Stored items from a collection
*-*-*
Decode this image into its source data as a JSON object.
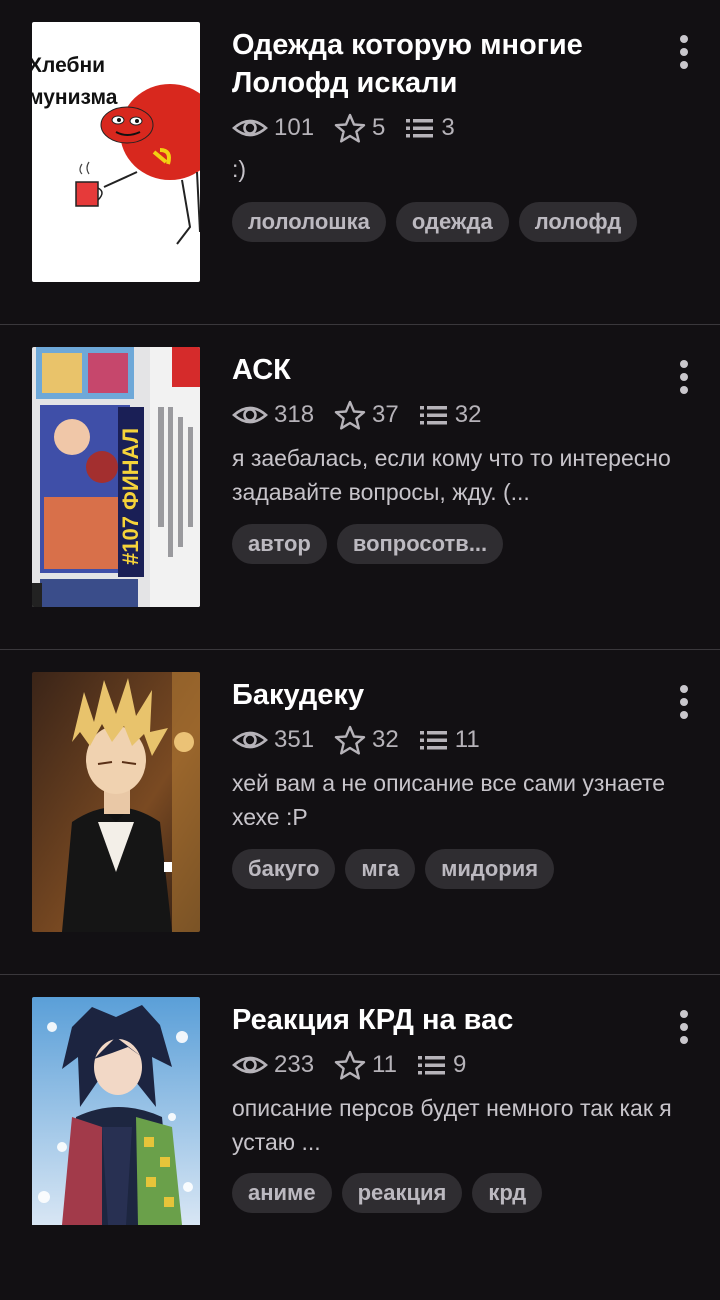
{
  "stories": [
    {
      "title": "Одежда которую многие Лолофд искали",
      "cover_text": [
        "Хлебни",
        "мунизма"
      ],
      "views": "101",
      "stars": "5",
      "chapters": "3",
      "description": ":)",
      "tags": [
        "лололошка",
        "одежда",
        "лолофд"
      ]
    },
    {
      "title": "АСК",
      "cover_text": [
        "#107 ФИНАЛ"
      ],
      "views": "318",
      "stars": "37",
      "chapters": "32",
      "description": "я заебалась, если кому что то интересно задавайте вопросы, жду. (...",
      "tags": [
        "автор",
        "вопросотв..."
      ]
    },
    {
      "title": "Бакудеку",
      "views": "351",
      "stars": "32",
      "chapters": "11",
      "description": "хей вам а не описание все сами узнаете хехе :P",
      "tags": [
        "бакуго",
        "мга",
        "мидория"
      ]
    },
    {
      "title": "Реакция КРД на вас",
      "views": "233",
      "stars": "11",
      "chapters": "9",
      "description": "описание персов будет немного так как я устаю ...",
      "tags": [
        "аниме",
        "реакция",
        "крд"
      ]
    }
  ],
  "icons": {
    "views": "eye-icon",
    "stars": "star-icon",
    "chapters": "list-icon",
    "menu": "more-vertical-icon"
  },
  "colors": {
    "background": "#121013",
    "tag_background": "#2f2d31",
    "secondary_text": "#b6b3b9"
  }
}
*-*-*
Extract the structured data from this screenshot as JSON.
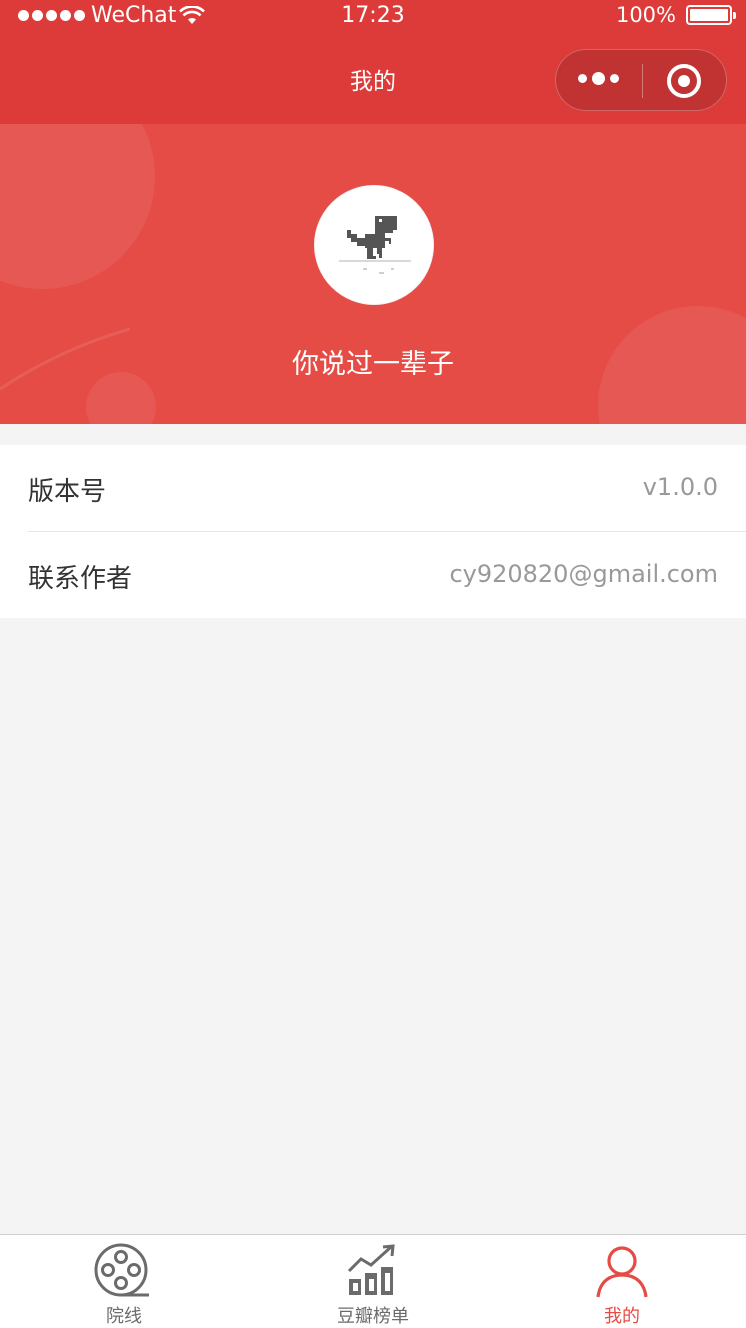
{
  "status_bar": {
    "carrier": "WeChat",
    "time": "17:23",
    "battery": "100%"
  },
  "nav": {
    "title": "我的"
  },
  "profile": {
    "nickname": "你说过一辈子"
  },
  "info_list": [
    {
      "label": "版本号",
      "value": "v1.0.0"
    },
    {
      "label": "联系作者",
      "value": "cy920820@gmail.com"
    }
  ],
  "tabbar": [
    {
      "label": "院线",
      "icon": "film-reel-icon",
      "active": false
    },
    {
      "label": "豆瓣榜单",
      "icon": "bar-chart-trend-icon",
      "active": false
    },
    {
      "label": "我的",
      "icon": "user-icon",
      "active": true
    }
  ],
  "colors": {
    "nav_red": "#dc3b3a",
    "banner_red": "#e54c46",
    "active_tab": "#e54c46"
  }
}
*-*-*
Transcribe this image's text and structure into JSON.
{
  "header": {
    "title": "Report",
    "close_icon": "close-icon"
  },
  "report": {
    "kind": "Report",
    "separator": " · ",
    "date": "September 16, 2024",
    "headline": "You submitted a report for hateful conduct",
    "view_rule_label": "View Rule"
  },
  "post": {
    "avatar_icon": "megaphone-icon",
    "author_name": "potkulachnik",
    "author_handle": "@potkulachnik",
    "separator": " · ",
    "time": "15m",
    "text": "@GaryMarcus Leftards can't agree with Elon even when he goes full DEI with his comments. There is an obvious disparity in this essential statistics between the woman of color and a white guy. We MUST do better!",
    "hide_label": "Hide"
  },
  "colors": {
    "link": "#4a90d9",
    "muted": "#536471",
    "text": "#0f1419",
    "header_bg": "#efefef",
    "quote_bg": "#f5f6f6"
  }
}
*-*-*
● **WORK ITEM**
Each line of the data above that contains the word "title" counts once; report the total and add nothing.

● **TASK SOLUTION**
6